This month I was fortunate enough to sit down with Geoffrey Gaurano, founder of Gaysian podcast, which is centered on “the life of a recovering closeted person, coming of age and coming out, and the state of being simultaneously Asian and gay.” During our chat we got into the nitty-gritty of vulnerability, intersectionality, and Asian America. His podcast is more than just a vehicle for self-identity, it is an invitation to allies to join in the united fight against white supremacy.
Ethan and his artwork got on our radar, when he submitted a series of portraits for our October issue. At first glance I could see the depth and complexity of his art was palpable, and wanted to learn about his process. Ethan was gracious enough to squeeze in some time to chat in between work, school, and his painting; which he makes possible with detailed organization and keeping structured schedule. Over the course of our discussion, we got into how he developed his process of creating art; the portrait series he submitted; and the dialectic between art and science and emotion that cannot be divorced from one another.
A model, dancer, writer, artist - you do it all! What does a typical day look like for you? Yes! I often tell people who ask what I do, that I am a modern day Renaissance man because it’s hard to explain my career. At the forefront, I consider myself as a creative and an entrepreneur. My typical day ( in a pandemic) is to wake up quite early and workout and make breakfast after. I live a very active lifestyle given my careers, and so the upkeep of my body is very important to me. I usually begin my “work hours” in the early afternoon. Among being a dancer and writer, I am also a graphic designer and personal trainer, so my work hours vary from drafting designs in front of a computer, guiding clients through virtual sessions via zoom, and/or working as administration support for non-profit art orgs. By the late afternoon/early evening, I always plan to dance in some capacity as a sort of reward for getting through the day, whether it be just freestyling to a playlist or taking classes virtually or in person.By evening, I like to end the day by watching either some of my favorite Anime or writing in my journal as a way to unwind and reflect where I am mentally.
To visualize of white supremacy as a societal context, I think of a joke that writer David Foster Wallace used to open a commencement speech: “there are these two young fish swimming along; and they happen to meet an older fish, who nods to them and says ‘morning boys, how’s the water?’ And the two young fish swim on for a bit, and then eventually one looks over to the other and says “What the hell is water?” While Wallace’s intention was not to discuss the effects of living in a [global] society that functions to perpetuate white supremacy, I have co-opted it for this purpose. Discussed in part one, originally published in the Asian American Arts Zine Volume II, as members of historically undervalued groups, we often communicate to the dominating force as opposed to each other. This realization has urged me to focus on communicating to my fellow people of color and AIPA’s. I think it is necessary and urgent to speak directly to you, rather than continue to tailor discussion to the dominant group, so that some of the information can be disseminated back down to each other.

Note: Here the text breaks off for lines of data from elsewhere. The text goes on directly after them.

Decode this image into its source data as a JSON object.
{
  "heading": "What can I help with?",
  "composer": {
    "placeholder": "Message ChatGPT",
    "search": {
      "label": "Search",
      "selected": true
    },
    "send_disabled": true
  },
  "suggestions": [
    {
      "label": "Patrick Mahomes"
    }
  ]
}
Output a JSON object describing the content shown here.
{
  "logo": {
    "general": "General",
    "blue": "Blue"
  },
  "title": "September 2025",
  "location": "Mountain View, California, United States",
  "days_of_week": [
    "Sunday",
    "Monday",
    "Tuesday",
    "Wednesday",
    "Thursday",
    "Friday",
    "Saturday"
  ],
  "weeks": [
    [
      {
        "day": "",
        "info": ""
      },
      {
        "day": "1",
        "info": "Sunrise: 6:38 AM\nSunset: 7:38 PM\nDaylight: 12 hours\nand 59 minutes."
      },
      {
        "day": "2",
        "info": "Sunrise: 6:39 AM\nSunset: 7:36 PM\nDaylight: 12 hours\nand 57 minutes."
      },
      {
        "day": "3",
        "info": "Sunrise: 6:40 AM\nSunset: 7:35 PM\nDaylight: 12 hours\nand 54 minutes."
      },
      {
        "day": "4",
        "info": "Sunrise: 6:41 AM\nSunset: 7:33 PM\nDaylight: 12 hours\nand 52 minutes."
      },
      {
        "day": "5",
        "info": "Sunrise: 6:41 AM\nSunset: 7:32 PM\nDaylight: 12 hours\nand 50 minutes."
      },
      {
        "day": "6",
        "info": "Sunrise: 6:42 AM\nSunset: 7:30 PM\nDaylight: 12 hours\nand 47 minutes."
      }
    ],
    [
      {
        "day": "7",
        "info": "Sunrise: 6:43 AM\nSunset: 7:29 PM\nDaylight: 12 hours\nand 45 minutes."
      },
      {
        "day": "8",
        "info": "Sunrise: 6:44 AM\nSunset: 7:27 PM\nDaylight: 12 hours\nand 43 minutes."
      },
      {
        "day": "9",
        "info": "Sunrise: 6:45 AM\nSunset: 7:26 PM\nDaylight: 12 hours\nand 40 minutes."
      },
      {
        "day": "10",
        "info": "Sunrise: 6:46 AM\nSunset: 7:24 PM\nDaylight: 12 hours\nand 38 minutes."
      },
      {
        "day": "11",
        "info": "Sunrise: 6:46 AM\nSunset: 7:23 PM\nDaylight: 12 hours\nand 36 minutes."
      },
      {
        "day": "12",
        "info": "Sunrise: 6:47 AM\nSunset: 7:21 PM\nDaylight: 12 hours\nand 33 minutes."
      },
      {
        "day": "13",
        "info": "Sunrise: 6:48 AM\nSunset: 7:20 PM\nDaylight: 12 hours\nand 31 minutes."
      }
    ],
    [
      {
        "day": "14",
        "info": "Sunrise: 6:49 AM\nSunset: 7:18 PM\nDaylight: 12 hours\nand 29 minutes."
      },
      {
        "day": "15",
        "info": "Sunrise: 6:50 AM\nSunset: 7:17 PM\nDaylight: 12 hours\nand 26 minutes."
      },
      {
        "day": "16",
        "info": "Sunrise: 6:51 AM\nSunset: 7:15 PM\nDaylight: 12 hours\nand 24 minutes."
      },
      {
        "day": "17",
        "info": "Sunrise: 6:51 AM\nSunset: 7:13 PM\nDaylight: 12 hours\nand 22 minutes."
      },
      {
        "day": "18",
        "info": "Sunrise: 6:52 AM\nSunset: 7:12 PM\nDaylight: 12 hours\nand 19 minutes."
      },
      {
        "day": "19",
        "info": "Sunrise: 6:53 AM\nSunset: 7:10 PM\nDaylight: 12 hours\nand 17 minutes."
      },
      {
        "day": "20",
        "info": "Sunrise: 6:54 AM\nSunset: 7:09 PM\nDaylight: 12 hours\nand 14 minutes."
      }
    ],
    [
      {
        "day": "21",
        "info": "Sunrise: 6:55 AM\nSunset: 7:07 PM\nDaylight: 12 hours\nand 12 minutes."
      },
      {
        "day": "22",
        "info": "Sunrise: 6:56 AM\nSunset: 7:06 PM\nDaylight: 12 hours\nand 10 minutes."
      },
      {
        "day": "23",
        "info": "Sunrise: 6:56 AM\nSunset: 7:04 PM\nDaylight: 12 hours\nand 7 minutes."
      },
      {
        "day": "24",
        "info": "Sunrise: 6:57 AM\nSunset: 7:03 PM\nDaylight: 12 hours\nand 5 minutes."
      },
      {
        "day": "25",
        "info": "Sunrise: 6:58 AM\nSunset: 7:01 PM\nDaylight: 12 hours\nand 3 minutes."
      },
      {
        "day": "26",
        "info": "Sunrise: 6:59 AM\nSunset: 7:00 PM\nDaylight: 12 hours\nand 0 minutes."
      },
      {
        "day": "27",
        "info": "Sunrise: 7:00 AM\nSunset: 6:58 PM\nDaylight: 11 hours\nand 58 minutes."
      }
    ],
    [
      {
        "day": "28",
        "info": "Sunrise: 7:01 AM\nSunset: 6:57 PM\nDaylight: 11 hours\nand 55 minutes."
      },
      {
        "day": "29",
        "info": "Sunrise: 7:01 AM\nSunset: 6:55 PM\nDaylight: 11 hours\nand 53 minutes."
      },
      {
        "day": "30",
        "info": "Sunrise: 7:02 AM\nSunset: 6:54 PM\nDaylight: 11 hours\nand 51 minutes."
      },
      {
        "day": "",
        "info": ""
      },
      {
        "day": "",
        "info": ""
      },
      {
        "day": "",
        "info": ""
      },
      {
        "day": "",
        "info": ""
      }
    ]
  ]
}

Food in Asian culture is more than just sustenance, especially during the holiday season. Many dishes are a taste of home. Sometimes a home you no longer live in, sometimes a home you've never been to... always a home you miss. First-generation-ers, immigrants, Dreamers, Adoptees; we're all Asian, we're all American.
Southeast Asian Inspired: Tiffy Cooks, Website: tiffycooks.com, Instagram: @tiffy.cooksQUOTE & PICTURE FROM TIFFYCOOKS.COM: “After graduating, my fiancé and I decided to take a 4-month break and traveled around South East Asia. Once I got there, I instantly fell in love with the street food culture, and we were eating 8-9 meals a day because I knew once I was back home, I needed to recreate all these recipes.”
I still catch myself seeking the approval of people who do not wish me to succeed. Whether it be unhealthy friendships, the “cool” kids on campus, or to be validated in Eurocentric spaces. It's exhausting, like swimming upstream to meet them at their understanding; but the current is strong and it feels like I’ll drown … Continue reading A Preference for Breathing
Reviewing Brian Kim’s submission, My Asian American Typecast, I found myself snapping my fingers at certain lines, laughing at others; and was left feeling inspired by the conviction and vulnerability present in his piece. I was fortunate enough to have the opportunity to pick his brain four a couple hours. Our discussion touched on a … Continue reading Stepping Up to the Plate: Interview with actor Brian Kim
A Monopoly on the Beauty Standard in a World of Professionalism In a world of evolving beauty standards, each generation creates a new narrative for what it means to be “professional.” More and more young adults are embracing their culture, and simultaneously searching for jobs. In South Asia, nose piercings have been a cultural norm … Continue reading Asian Aesthetics on European Faces
Growing up, the dinner table at my parent’s house always felt like a space where most of the meals came from family recipes, passed down. As an Asian American kid, only eating from these family recipes felt so restricting and unadventurous. When I finally went to university, I had all this freedom to eat anything … Continue reading The Dinner Table/Family Recipes